The other day I felt the familiar pangs of plant love at first sight. This has happened often over the years because I have a fickle heart and endless curiosity about beautiful and unfamiliar plants. Most of the time these sudden crushes result in good plant acquisitions. A few have turned out badly, but I can’t dwell on that, because doing so might make me wary about starting the next delightful plant love affair. Sometimes you just have to take risks.
The object of this week’s passion is primulina. This sounds like either a baby primrose or the love child of a primrose and some other, closely related species. It is neither of those things and, in fact, a primulina is not a primrose at all. In the world of familiar plants, it is most closely related to African violets and is a fellow card-carrying member of the gesneriad or Gesneriaceae family.
My new primulina caught my eye when I was looking over a display of African violets at Longwood Gardens, one of the epicenters of the horticultural world. The gift shop there was full of enticing plants, but I wanted to ring in the New Year with something small and easy to manage.
At first glance, I thought the little primulina, nestled in a 2.5 inch pot, was a variegated African violet. Its fuzzy, rounded leaves, adorned with rippling cream striations, looked very violet-like. I didn’t know that the little plant was anything different until I looked at the plant tag, which read “Asian Violet” in large letters and “Primula ‘Loki’” in smaller ones. I was intrigued and decided that the small cost of the little primulina would more than justify the leap of faith that I would take by buying it.
Plant research is almost as much fun as plant cultivation and when I got my primulina home, I delved into its background. The plant tag was correct; primulinas are native to tropical Asia, including parts of China, Indonesia, Vietnam, Sri Lanka and Thailand. While the plants have always been gesneriad family members, they have not been called “primulina” for long. The genus used to go by the name “Chirita”, until plant taxonomists decided that most Chiritas should be transferred to a new species. “Primulina” came into being.
Had I seen my plant, which goes by the varietal name, ‘Loki’, in flower, I would have known that it is no African violet. The flowers, which rise above the leaves on three-inch stems, are elongated and tubular, looking more like streptocarpus flowers than African violet blooms. ‘Loki’ bears blue flowers, but primulina cultivars are available in traditional African violet colors, including shades of blue, blue-purple, purple, pink and yellow or cream. Some are bi-colors, with contrasting throats or markings. Whatever the color, the blooms are graceful and lovely.
African violets and primulina are both beautiful, but gesneriad family experts report that the latter bloom more often. Combine that trait with the fact that the leaf variegation makes them appealing when not in flower, and you have the makings of a commercial winner. Add in ease of care and it would appear that in a few years, the former chiritas will be on every retailer’s African violet shelf.

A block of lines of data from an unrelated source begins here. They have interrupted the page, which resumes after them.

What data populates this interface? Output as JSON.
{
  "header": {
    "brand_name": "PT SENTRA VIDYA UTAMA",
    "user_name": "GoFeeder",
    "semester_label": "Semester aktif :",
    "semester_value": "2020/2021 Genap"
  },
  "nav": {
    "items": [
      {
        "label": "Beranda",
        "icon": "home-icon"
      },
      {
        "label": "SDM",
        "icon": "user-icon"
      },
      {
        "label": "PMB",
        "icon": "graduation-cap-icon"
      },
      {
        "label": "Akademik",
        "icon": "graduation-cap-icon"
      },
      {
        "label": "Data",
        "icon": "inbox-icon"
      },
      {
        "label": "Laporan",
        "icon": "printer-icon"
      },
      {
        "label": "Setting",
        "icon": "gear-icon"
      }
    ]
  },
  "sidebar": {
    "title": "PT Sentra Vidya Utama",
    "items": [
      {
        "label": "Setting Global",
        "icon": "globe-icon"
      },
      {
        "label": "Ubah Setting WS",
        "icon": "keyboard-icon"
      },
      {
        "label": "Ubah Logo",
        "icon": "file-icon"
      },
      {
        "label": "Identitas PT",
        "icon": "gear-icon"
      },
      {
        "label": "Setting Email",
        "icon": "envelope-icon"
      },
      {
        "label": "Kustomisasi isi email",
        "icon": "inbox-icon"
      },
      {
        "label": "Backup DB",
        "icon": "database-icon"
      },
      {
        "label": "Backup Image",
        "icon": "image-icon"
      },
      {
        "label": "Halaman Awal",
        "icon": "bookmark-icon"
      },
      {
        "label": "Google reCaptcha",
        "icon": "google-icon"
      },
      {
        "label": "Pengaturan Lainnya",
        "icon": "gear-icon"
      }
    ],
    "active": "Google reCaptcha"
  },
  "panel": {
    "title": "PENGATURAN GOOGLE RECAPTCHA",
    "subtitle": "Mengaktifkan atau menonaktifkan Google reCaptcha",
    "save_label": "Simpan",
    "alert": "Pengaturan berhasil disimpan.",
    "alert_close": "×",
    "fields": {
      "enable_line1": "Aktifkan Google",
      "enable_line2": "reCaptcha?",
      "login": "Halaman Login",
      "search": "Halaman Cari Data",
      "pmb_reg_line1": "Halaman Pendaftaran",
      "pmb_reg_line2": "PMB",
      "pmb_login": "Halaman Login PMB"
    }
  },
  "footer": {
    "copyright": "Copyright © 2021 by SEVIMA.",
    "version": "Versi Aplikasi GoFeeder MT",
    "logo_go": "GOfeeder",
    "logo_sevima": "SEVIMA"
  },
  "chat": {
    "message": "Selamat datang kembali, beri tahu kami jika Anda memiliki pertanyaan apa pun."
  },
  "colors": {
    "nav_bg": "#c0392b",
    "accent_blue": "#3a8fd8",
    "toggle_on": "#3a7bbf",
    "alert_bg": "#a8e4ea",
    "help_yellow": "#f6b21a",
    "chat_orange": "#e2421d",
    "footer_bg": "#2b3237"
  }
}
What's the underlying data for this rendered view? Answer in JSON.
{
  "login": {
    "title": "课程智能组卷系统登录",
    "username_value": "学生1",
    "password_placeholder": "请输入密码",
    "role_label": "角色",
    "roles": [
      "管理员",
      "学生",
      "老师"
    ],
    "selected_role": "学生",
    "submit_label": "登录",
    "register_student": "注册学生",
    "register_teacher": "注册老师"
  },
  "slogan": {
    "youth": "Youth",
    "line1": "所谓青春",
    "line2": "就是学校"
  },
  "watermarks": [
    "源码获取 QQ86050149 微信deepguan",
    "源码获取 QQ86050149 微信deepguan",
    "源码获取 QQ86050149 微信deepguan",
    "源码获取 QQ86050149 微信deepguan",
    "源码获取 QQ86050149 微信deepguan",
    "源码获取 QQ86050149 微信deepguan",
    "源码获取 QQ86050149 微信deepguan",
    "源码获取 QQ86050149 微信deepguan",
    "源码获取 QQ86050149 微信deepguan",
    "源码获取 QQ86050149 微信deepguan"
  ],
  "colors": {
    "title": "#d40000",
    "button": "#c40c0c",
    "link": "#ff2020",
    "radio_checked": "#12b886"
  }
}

‘Loki’ is a hybrid plant, as are many of the primulinas on the market. Depending on the parent plants’ traits, primulina leaves may be rounded or elongated. My daughter, who was bitten by the same plant-acquisition bug as I, purchased, ‘Rachel’, a variety with purple flowers and long, lance-shaped leaves. Some plants feature unadorned green foliage, but most of the commercially available hybrids bear the characteristic variegation.
Until primulinas become horticultural superstars, they will travel in the company of African violets. My plant and many other popular varieties were hybridized by Peter Shalit, a former president of the Gesneriad Society, the interest group for lovers of African violets, streptocarpus, gloxinia and related species. A look at several retailers’ websites suggests that Shalit is responsible for a number of very attractive hybrids.
If you can keep an African violet alive, you can provide the kind of enlightened neglect that will result in thriving primulina. The plants prefer bright, indirect light. Restrain yourself when watering and wait until the top of the soil is somewhat dry to the touch. Try not to get water on the leaves. Overwatering will cause crown rot, just as it does with African violets. Feed your primulina with a diluted fertilizer recommended for African violets. If you want to propagate a desirable plant, pluck off a leaf and insert the petiole or stem end in moistened potting medium. Water sparingly as needed, and in a month or so, a new plantlet will form.
Young primulinas, like mine, may take up to a year to flower, but be patient, the wait is worthwhile and the foliage is entrancing. In the meantime, install your primulina in a small container, dish garden or terrarium and pat yourself on the back for being the first in your neighborhood to own one.
If you want to delve into the primulina world, seek out the excellent selection at Lyndon Lyon Greenhouses, PO Box 249, Dolgeville, NY 13329-0249; (315) 429-8291; www.lyndonlyon.com.